Growing up as a young boy in Northern New York, my very first professional baseball game I attended was in Jarry Parc in Montreal.
I have vivid memories of the Public Address speaker announcing the game in French, the outstanding organ music played, and of course the swimming pool over the right field fence. It was professional baseball and although I was a NY Mets fan, I fell in love with the Expos.
I continued to keep one eye on the Expos and the other eye on the NY Mets as I grew from childhood to young adult.
I remember watching the young Gary Carter as he burst on the scene in 1974. No matter the score, one did not leave the ballpark until “The Kid’s” last at bat.
In the late fall of 1984, while watching Monday Night Football, an urgent announcement was made. I remember hearing Howard Cosell announce to the world that Gary Carter had been traded from the Montreal Expos to the NY Mets.
By this time, I had married and moved to the Hudson Valley of NY State, a mere hour and 45 minutes from Shea Stadium. I was elated and could not wait for opening day.
Myself and three of my buddies had made a habit of attending opening day at Shea Stadium for a few years prior to 1985.
We weren’t going to miss this one! Early that April 9th Tuesday morning we left for the drive into the City. Our seats were located on the upper deck near the right field foul pole. Players looked like ants from there.
Planes from nearby airports were so close I think we could actually wave to passengers thru the windows of the plane. We drank beer and ate hot dogs and enjoyed a beautiful early spring day of baseball.
The weather was perfect at the start of the game but on the chilly side. The Mets took a lead and led throughout until the Cardinals tied it in the top of the 9th inning.
By this time the temperature had dipped considerably and many fans had headed to the exits.
Seconds later, Carter did just that as the ball cleared the left field fence and landed in the visiting team’s bullpen.
Even though by this time the stands were only three quarters full, it was the loudest I’ve ever heard in any sports stadium. The stands were actually shaking and I had a brief thought that we being in the upper deck might be in danger of a collapse.
As we exited our seats and headed down the borrows of the stadium, chants of GARY, GARY, GARY were echoing off the concrete of big Shea.
The stereotype of the reserved NY City resident were completely replaced by massive amounts of hugs, high fives, and smiles.

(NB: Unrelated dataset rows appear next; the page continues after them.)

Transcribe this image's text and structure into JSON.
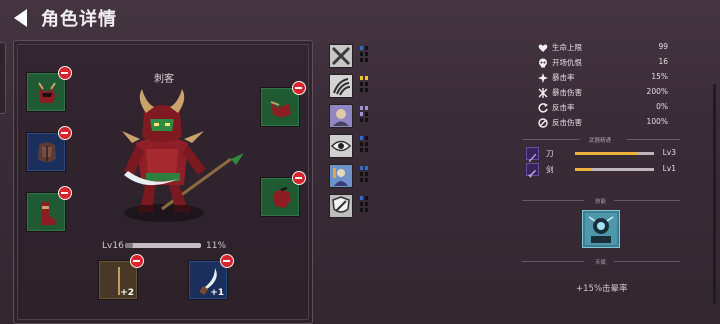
{
  "header": {
    "title": "角色详情"
  },
  "character": {
    "class_name": "刺客",
    "level": "Lv16",
    "exp_percent": "11%",
    "exp_fraction": 0.11
  },
  "equipment": {
    "remove_icon": "minus-circle-icon",
    "left_slots": [
      {
        "name": "helmet",
        "rarity": "green"
      },
      {
        "name": "armor",
        "rarity": "blue"
      },
      {
        "name": "boots",
        "rarity": "green"
      }
    ],
    "right_slots": [
      {
        "name": "shoulder",
        "rarity": "green"
      },
      {
        "name": "gloves",
        "rarity": "green"
      }
    ],
    "bottom_slots": [
      {
        "name": "stick",
        "rarity": "brown",
        "count": "+2"
      },
      {
        "name": "knife",
        "rarity": "blue",
        "count": "+1"
      }
    ]
  },
  "skills": [
    {
      "icon": "crossed-swords-icon",
      "pips": [
        "#2d6fd0",
        "#111",
        "#111",
        "#111",
        "#111",
        "#111"
      ]
    },
    {
      "icon": "claw-icon",
      "pips": [
        "#f1c232",
        "#f1c232",
        "#111",
        "#111",
        "#111",
        "#111"
      ]
    },
    {
      "icon": "rogue-portrait-icon",
      "pips": [
        "#9c92d8",
        "#9c92d8",
        "#9c92d8",
        "#111",
        "#111",
        "#111"
      ]
    },
    {
      "icon": "eye-icon",
      "pips": [
        "#2d6fd0",
        "#111",
        "#111",
        "#111",
        "#111",
        "#111"
      ]
    },
    {
      "icon": "summon-portrait-icon",
      "pips": [
        "#2d6fd0",
        "#2d6fd0",
        "#111",
        "#111",
        "#111",
        "#111"
      ]
    },
    {
      "icon": "shield-slash-icon",
      "pips": [
        "#2d6fd0",
        "#111",
        "#111",
        "#111",
        "#111",
        "#111"
      ]
    }
  ],
  "stats": [
    {
      "icon": "heart-icon",
      "label": "生命上限",
      "value": "99"
    },
    {
      "icon": "skull-icon",
      "label": "开场仇恨",
      "value": "16"
    },
    {
      "icon": "crit-star-icon",
      "label": "暴击率",
      "value": "15%"
    },
    {
      "icon": "crit-burst-icon",
      "label": "暴击伤害",
      "value": "200%"
    },
    {
      "icon": "counter-icon",
      "label": "反击率",
      "value": "0%"
    },
    {
      "icon": "counter-damage-icon",
      "label": "反击伤害",
      "value": "100%"
    }
  ],
  "weapon_mastery": {
    "title": "武器精通",
    "items": [
      {
        "icon": "blade-icon",
        "name": "刀",
        "level": "Lv3",
        "fraction": 0.78
      },
      {
        "icon": "sword-icon",
        "name": "剑",
        "level": "Lv1",
        "fraction": 0.22
      }
    ]
  },
  "talent": {
    "title": "技能",
    "footer_title": "天赋",
    "icon": "robot-portrait-icon",
    "bonus_text": "+15%击晕率"
  },
  "colors": {
    "accent_orange": "#f0b33a",
    "remove_red": "#d7252c",
    "card_teal": "#3d7f91"
  }
}
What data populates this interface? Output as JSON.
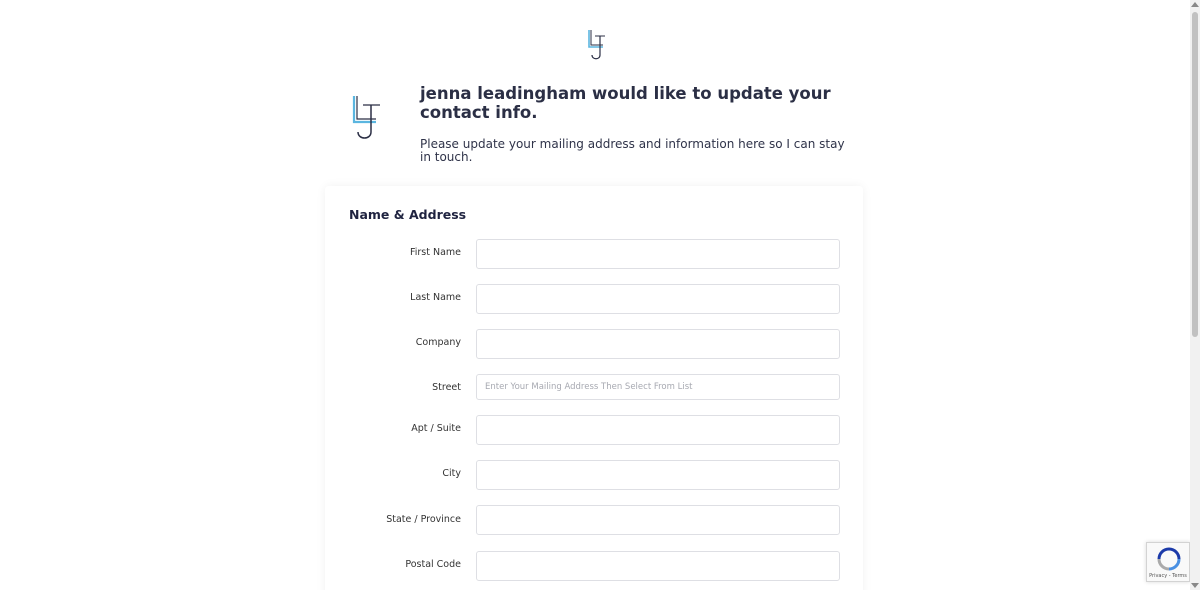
{
  "header": {
    "logo_icon": "lj-monogram-icon"
  },
  "intro": {
    "headline": "jenna leadingham would like to update your contact info.",
    "message": "Please update your mailing address and information here so I can stay in touch."
  },
  "form": {
    "section_title": "Name & Address",
    "fields": [
      {
        "label": "First Name",
        "value": "",
        "placeholder": ""
      },
      {
        "label": "Last Name",
        "value": "",
        "placeholder": ""
      },
      {
        "label": "Company",
        "value": "",
        "placeholder": ""
      },
      {
        "label": "Street",
        "value": "",
        "placeholder": "Enter Your Mailing Address Then Select From List"
      },
      {
        "label": "Apt / Suite",
        "value": "",
        "placeholder": ""
      },
      {
        "label": "City",
        "value": "",
        "placeholder": ""
      },
      {
        "label": "State / Province",
        "value": "",
        "placeholder": ""
      },
      {
        "label": "Postal Code",
        "value": "",
        "placeholder": ""
      }
    ]
  },
  "recaptcha": {
    "footer": "Privacy - Terms",
    "icon": "recaptcha-icon"
  },
  "colors": {
    "text_dark": "#1f2340",
    "logo_blue": "#5bb6e0",
    "logo_dark": "#2b2f45",
    "field_border": "#dedfe4"
  }
}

It seemed we were all taken back to our days of childhood, me sitting in Jarry Parc.
I never met Gary Carter in person although I have seen him play on many occasions but throughout his career he somehow became a part of my childhood.
Of course, like many of you, when I heard he had taken ill I assumed my hero would beat this dreaded disease.
When later reports indicated that Gary was losing this battle and stories of his courage and faith emerged, I thought to myself that he was much more than a baseball player to his family, friends, and teammates.
He always conducted himself in the right way, whether it be on the baseball field, home with his children, or among his friends.
May they find comfort knowing the joy he gave us throughout the years.
He is in the arms of angels.
May he rest in peace.